Crazy Stupid Love was released this past summer under the direction of Dan Fogleman (a director who is done various genres but is mainly know for his animated movies Cars and Tangled). The cast for this movie was brilliantly selected, insomuch that they were picked more for the chemistry they would have together instead of “hey, he can fill this role, so let’s get him!” The actors selected definitely could play their individual roles almost effortlessly, but you can sense while watching, that the potential chemistry was in continual thought during the writing of this movie.
The cast of main actors for this movie are Steve Carell (Carl), Juliann Moore (Emily), Ryan Gosling (Jacob), Emma Stone (Hannah), Marisa Tomei (Kate), and Kevin Bacon (David). I am sure many of you are familiar with Steve Carell simply because his of big-hit TV series, The Office. Since this article is not debating the TV show, I will not go off on a rabbit to debate or argue whether he should of stayed on this show. However, I do believe he is still very big on the radar map of the entertainment industry; Crazy Stupid Love being a major reason for this. You are also probably familiar with Ryan Gosling who has been in several films such as Drive, Blue Valentine, Fracture, and Murder by Numbers (one of his first main roles in a movie). I could continue to delve into the acting careers of this stellar cast, but I think you are beginning to realize what I am attempting to convey here.
Crazy Stupid Love centers around a friendship established between two completely opposite men. Carl, a shy but lovable guy who seems to have an honest and caring way about him randomly bumps into a cocky, ladies’ man. Carl and his wife Emily apparently have a great relationship. However, Emily randomly proclaims to her husband (in the beginning of the movie) that she wants a divorce. Shocked, and rightfully so, Carl chooses to mourn by frequenting the local cocktail lounge in hopes to find someone else. He goes to these lounges and sits at the counter bar, spending his time drinking and griping/mumbling about what has recently taken place.

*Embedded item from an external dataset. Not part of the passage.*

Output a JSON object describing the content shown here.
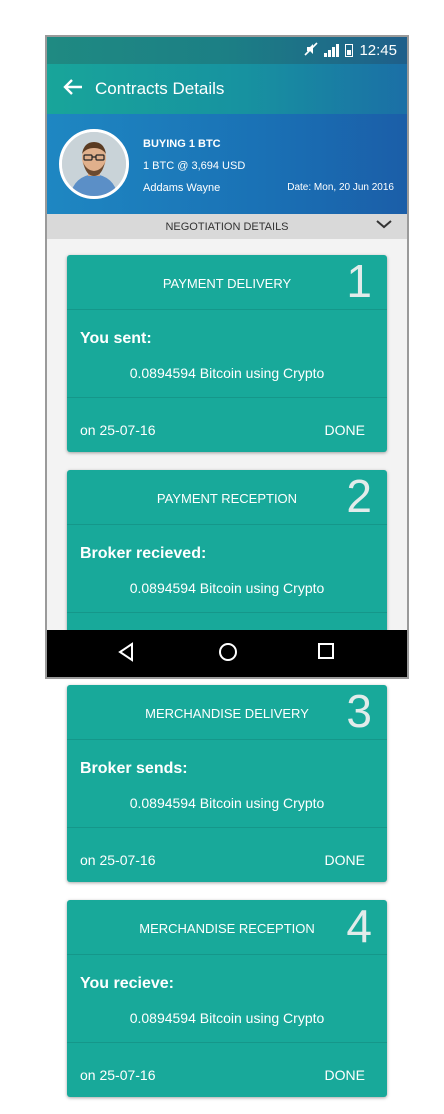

As he is routinely going through this process of mourning, he notices Jacob (the ladies’ man) effortlessly smooth-talk his way into bringing a different girl home every night. As Jacob converses with these women, he can overhear Carl’s griping and it is clear to him what has happened in Carl’s life. Jacob decides to take Carl under his wing by supplying him with a make-over and new tips on how to pick up girls. Carl eventually, through the coaching of Jacob, meets up with Kate, while Jacob unexpectedly falls in love with Hannah. Jacob begins to gradually acknowledge that maybe there is something enticing about an honest and real relationship as opposed to a superficial one.
This clever strand of relationships brings a brilliant layer of twists and excitement to the movie. A major reason that causes this comedy to stand out, at least in my opinion, is the fact that it is composed of good-hearted people. When does this happen in Hollywood comedies these days? It is a relaxing change to the comedy realm. I am not saying that other types of comedies are horrible. I loved Just go With It and Horrible Bosses. It was just a surprising change to see a comedy with a clever plot and pleasant characters.
Also, this movie took very thoughtful concern of its characters. Not that the characters were very deep like Leonardo Dicaprio in Shutter Island or Denzel Washington in Man on Fire. This movie creatively allows the characters to convey their feelings, and to some extent become surprised by those feelings. All in all, this comedy was excellent. The direction was fantastic and the actors complimented each other very well. In my opinion, this idea to create a comedy movie different than what most viewers are used to was a clever idea.